Population might be a bit of a red herring. China has sort of successfully implemented measures of population control. They lowered their population, but a cultural shift stopped multi-generational housing – which means they're using more resources for more and bigger homes. “The net result of those increases in the number and floor area of households is that China’s human impact is increasing despite its low population growth rate” (360). I considered this effect when I first read Weisman's book that suggests sterilization of every woman, worldwide, after one birth event. If I only had one child to raise and put through school, instead of three, I might buy me a hummer with the extra cash in my bank account. Fewer children means more spending money for me to buy excessive luxuries. We need to decrease population at the same time as decreasing individual consumption habits.
The key is in the last line. As explained by many in the "our population is a problem" camp, population is not the only problem, and it will be fruitless to reduce it if we don't also reduce consumption of luxuries. We need to provoke a cultural shift that glorifies minimalism and veganism (if that's possible at this point - it may have even more haters than population). And, we also need to establish narratives that permit childfree living that doesn't focus on having lots of cool stuff and travel opportunities instead - maybe no trace living, like the no trace camping we did as kids. We need to get back to character being the mark of a successful person instead of accumulation.


xraymike79 said...

Population reduction is a moot point now since we have already permanently destabilized the planet's climate and continue to pump out 40 gigatons of CO2 annually. Multiple positive feedback loops, such as abrupt permafrost melt, have been set in motion. The permafrost melt feedback loop alone is alarming:

"The impacts from abrupt thaw are not represented in any existing global model and our findings indicate that this could amplify the permafrost climate-carbon feedback by up to a factor of two."

Ocean acidification, the evil twin of climate change, is happening at a similar rate as that of the Permian Extinction which wiped out most life on Earth.

A mass extinction event is well underway and human population reduction will happen without our consent. Homo Non Sapiens are unique only in that they were able to recognize and document their own demise, but are powerless to stop it due to our inability to truly understand the speed of exponential growth:

My latest essay:

"The world is made for people who aren't cursed with self-awareness." ~ Annie Savoy

Marie Snyder said...

I do think that "It's too late" is the only good argument against attempting to slow population growth. But I'm still consciously going to argue that we keep trying. Subconsciously, I've resigned myself to the end. My words fork no lighting, so I'm just raging against the dying of the light all by myself over here.

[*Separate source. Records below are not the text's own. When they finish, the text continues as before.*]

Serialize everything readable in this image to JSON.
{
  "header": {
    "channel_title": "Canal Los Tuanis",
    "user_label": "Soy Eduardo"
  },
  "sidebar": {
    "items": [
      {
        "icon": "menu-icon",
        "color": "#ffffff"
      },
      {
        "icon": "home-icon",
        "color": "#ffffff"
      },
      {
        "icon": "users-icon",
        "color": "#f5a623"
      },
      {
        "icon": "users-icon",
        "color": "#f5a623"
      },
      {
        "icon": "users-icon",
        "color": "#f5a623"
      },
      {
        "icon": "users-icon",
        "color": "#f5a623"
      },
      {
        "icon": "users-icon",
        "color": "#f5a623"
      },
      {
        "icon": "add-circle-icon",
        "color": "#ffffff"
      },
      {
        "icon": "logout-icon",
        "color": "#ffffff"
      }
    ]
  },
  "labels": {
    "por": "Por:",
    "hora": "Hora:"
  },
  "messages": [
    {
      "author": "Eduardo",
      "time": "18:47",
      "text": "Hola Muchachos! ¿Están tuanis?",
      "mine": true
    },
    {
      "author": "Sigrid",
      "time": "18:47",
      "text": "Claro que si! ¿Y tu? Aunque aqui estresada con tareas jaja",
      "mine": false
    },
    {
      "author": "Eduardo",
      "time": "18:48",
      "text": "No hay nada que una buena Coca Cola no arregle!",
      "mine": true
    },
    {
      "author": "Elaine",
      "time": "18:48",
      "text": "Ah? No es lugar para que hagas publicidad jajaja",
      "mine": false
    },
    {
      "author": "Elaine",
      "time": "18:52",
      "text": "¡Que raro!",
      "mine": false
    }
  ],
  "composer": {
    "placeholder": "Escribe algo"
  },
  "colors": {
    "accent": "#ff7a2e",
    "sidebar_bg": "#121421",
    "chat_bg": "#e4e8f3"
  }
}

I once saved a school from being demolished in the face of "It's a done deal; don't waste your energy." I rallied and got enough people to fight with me until the powers that be changed their mind at the last minute. It was a selfish move since I had just bought a house walking distance to my school and didn't want to have to buy a car to get to work! But it worked. Fighting for climate change is also a selfish move since I bought a house on this planet and want to keep living here.

It's interesting the turn in sitcoms - I watched two just this weekend - that are showing a calm acceptance of death as the finale instead of marriage with a baby on the way. Curious!

xraymike79 said...

As far as stemming the extent of damage for future life, then every new day is an opportunity to carry out a massive reconfiguration of society on a wartime footing. Unfortunately such societal changes happen over generations, as pointed out by energy expert Vaclav Smil. We humans don't have that luxury of time.

'What is the use of a house if you haven't got a tolerable planet to put it on?'
~ Henry David Thoreau